Stacy said...

I saw an article once where a 3 year old was already on risperdal and seroquel. That is scary!!

So many parents just want kids to be perfect little sheep, following the herd.

We didn't medicate Cody until he was 7 and then it was very slow and only because he was obviously suffering. I put up with alot, and would love for his behavior to improve, but will not medicate him for my convenience.


Stephany said...

I wrote something about this, and added a link to an article promoting NON med use in preschoolers, [yay] and guess what they use kitchen timers and plan the day giving kids necessary heads up to what's happening in the schedule, DUH. My article is my part 22 in my OCD>ADHD>Bipolar evolution series, there's a link to the non-med for preschoolers story.[teachers totally dx kids though they are not allowed by law, they do it, I work in the schools and its awful when a kid is on meds, [i know this from experience as a parent and a educational assistant]the first thing a teacher says when a kid is 'acting up' "did you take your meds?" I received many a phone call like that as a parent and then at my school from my daughter's school. It was ridiculous. Most of the time my answer was "yes she did take the meds, and THAT is the problem!"

Jon said...

bamagal - I agree with you that medication is used only after other options are exhausted.

OK - Plan B? Change the cocktail.

JustMe - great post.

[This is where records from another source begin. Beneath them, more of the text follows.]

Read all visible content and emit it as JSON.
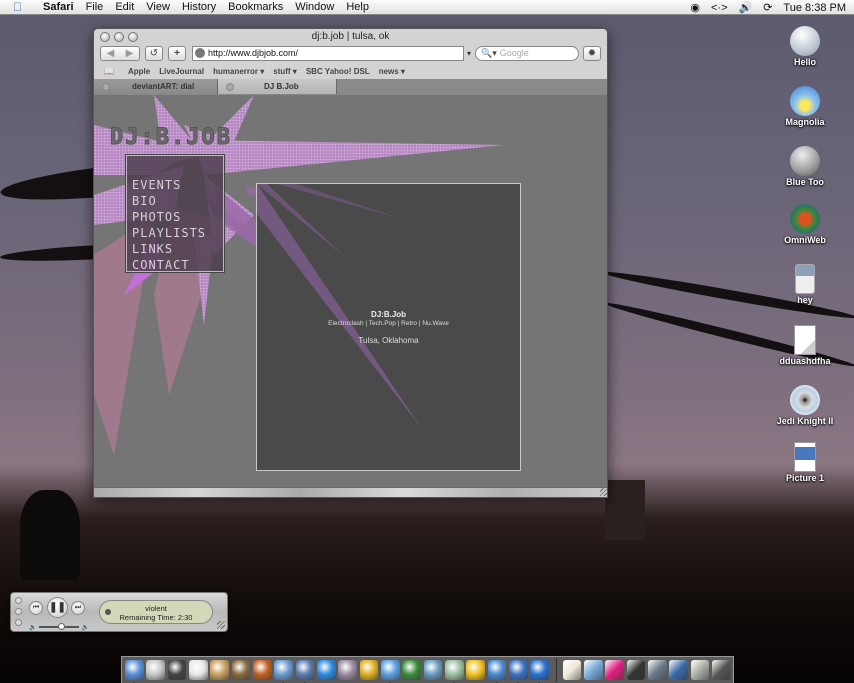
{
  "menubar": {
    "app_name": "Safari",
    "items": [
      "File",
      "Edit",
      "View",
      "History",
      "Bookmarks",
      "Window",
      "Help"
    ],
    "clock": "Tue 8:38 PM",
    "status_icons": [
      "ichat-icon",
      "network-icon",
      "volume-icon",
      "sync-icon"
    ]
  },
  "browser": {
    "window_title": "dj:b.job | tulsa, ok",
    "url": "http://www.djbjob.com/",
    "search_placeholder": "Google",
    "bookmarks": [
      "Apple",
      "LiveJournal",
      "humanerror ▾",
      "stuff ▾",
      "SBC Yahoo! DSL",
      "news ▾"
    ],
    "tabs": [
      {
        "label": "deviantART: dial",
        "active": false
      },
      {
        "label": "DJ B.Job",
        "active": true
      }
    ]
  },
  "page": {
    "logo": "DJ:B.JOB",
    "nav": [
      "EVENTS",
      "BIO",
      "PHOTOS",
      "PLAYLISTS",
      "LINKS",
      "CONTACT"
    ],
    "dj_name": "DJ:B.Job",
    "genres": "Electroclash | Tech.Pop | Retro | Nu.Wave",
    "location": "Tulsa, Oklahoma",
    "colors": {
      "accent_pink": "#c48ad0",
      "page_bg": "#757575",
      "content_bg": "#4a4a4a"
    }
  },
  "desktop_icons": [
    {
      "label": "Hello",
      "icon": "hard-drive-icon"
    },
    {
      "label": "Magnolia",
      "icon": "hard-drive-icon"
    },
    {
      "label": "Blue Too",
      "icon": "hard-drive-icon"
    },
    {
      "label": "OmniWeb",
      "icon": "omniweb-icon"
    },
    {
      "label": "hey",
      "icon": "ipod-icon"
    },
    {
      "label": "dduashdfha",
      "icon": "document-icon"
    },
    {
      "label": "Jedi Knight II",
      "icon": "cd-icon"
    },
    {
      "label": "Picture 1",
      "icon": "pdf-icon"
    }
  ],
  "itunes": {
    "track": "violent",
    "remaining": "Remaining Time: 2:30",
    "volume": 0.55
  },
  "dock": {
    "apps": [
      "Finder",
      "System Preferences",
      "Sherlock",
      "iCal",
      "Address Book",
      "Dictionary",
      "iPhoto",
      "Preview",
      "Mail",
      "QuickTime Player",
      "Game",
      "Transmit",
      "Safari",
      "OmniWeb",
      "Camino",
      "iTunes",
      "AIM",
      "iChat",
      "Adium",
      "Internet Explorer"
    ],
    "running": [
      "Finder",
      "Preview",
      "Mail",
      "Safari",
      "iTunes",
      "iChat",
      "Adium",
      "Internet Explorer"
    ],
    "docs": [
      "Home",
      "Applications",
      "Favorites",
      "Terminal",
      "Network",
      "Text",
      "Disk",
      "Trash"
    ]
  }
}
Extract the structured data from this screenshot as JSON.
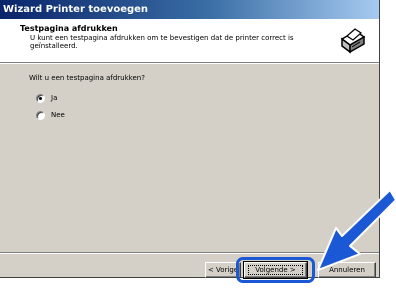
{
  "window": {
    "title": "Wizard Printer toevoegen"
  },
  "header": {
    "title": "Testpagina afdrukken",
    "subtitle": "U kunt een testpagina afdrukken om te bevestigen dat de printer correct is geïnstalleerd.",
    "icon": "printer-icon"
  },
  "body": {
    "question": "Wilt u een testpagina afdrukken?",
    "options": [
      {
        "label": "Ja",
        "selected": true
      },
      {
        "label": "Nee",
        "selected": false
      }
    ]
  },
  "buttons": {
    "back_label": "< Vorige",
    "next_label": "Volgende >",
    "cancel_label": "Annuleren"
  },
  "annotation": {
    "highlight_color": "#1a58d6",
    "arrow_color": "#1a58d6",
    "target": "next-button"
  },
  "colors": {
    "title_bar_start": "#0a246a",
    "title_bar_end": "#a6caf0",
    "dialog_face": "#d4d0c8"
  }
}
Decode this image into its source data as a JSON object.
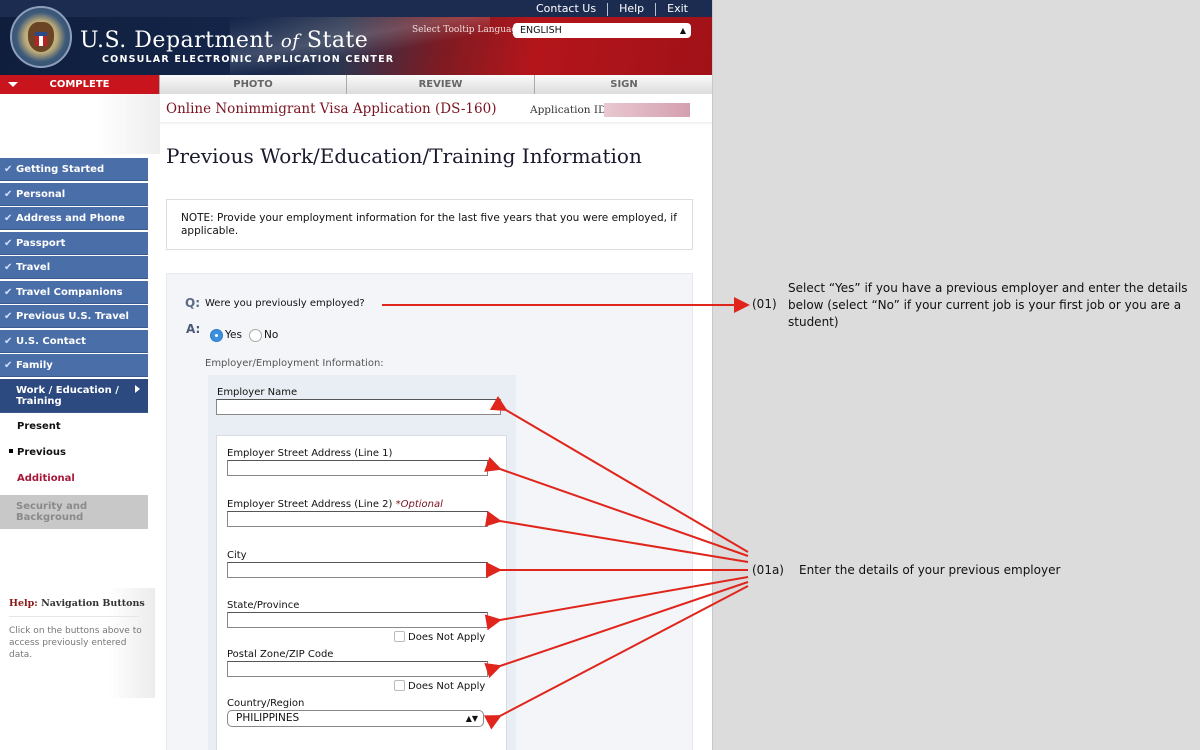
{
  "header": {
    "dept_title_1": "U.S. Department",
    "dept_title_of": "of",
    "dept_title_2": "State",
    "dept_subtitle": "CONSULAR ELECTRONIC APPLICATION CENTER",
    "top_links": [
      "Contact Us",
      "Help",
      "Exit"
    ],
    "tooltip_language_label": "Select Tooltip Language",
    "tooltip_language_value": "ENGLISH"
  },
  "tabs": [
    {
      "label": "COMPLETE",
      "active": true
    },
    {
      "label": "PHOTO",
      "active": false
    },
    {
      "label": "REVIEW",
      "active": false
    },
    {
      "label": "SIGN",
      "active": false
    }
  ],
  "application": {
    "title": "Online Nonimmigrant Visa Application (DS-160)",
    "id_label": "Application ID",
    "id_value": ""
  },
  "sidebar": {
    "completed_items": [
      "Getting Started",
      "Personal",
      "Address and Phone",
      "Passport",
      "Travel",
      "Travel Companions",
      "Previous U.S. Travel",
      "U.S. Contact",
      "Family"
    ],
    "current_item": "Work / Education / Training",
    "sub_items": [
      {
        "label": "Present",
        "state": "done"
      },
      {
        "label": "Previous",
        "state": "current"
      },
      {
        "label": "Additional",
        "state": "pending"
      }
    ],
    "disabled_item": "Security and Background",
    "help": {
      "prefix": "Help:",
      "title": "Navigation Buttons",
      "text": "Click on the buttons above to access previously entered data."
    }
  },
  "main": {
    "page_title": "Previous Work/Education/Training Information",
    "note": "NOTE: Provide your employment information for the last five years that you were employed, if applicable.",
    "question": {
      "q_label": "Q:",
      "text": "Were you previously employed?",
      "a_label": "A:",
      "options": [
        "Yes",
        "No"
      ],
      "selected": "Yes"
    },
    "employment_section_label": "Employer/Employment Information:",
    "fields": {
      "employer_name": {
        "label": "Employer Name",
        "value": ""
      },
      "street1": {
        "label": "Employer Street Address (Line 1)",
        "value": ""
      },
      "street2": {
        "label": "Employer Street Address (Line 2)",
        "optional": "*Optional",
        "value": ""
      },
      "city": {
        "label": "City",
        "value": ""
      },
      "state": {
        "label": "State/Province",
        "value": "",
        "does_not_apply": "Does Not Apply"
      },
      "postal": {
        "label": "Postal Zone/ZIP Code",
        "value": "",
        "does_not_apply": "Does Not Apply"
      },
      "country": {
        "label": "Country/Region",
        "value": "PHILIPPINES"
      }
    }
  },
  "annotations": [
    {
      "number": "(01)",
      "text": "Select “Yes” if you have a previous employer and enter the details below (select “No” if your current job is your first job or you are a student)"
    },
    {
      "number": "(01a)",
      "text": "Enter the details of your previous employer"
    }
  ],
  "colors": {
    "nav_blue": "#4a6ea8",
    "nav_current": "#2c4a80",
    "tab_active_red": "#c8141c",
    "arrow_red": "#e0261c",
    "title_maroon": "#7a1420"
  }
}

I agree with everything you said.

Stacy - that 3 year old died due to over-medication. I'll NEVER say that meds aren't necessary, but like you said to medicate out of convenience is criminal.

Stephany - like always, your thorough research and willingness to share your experience is appreciated.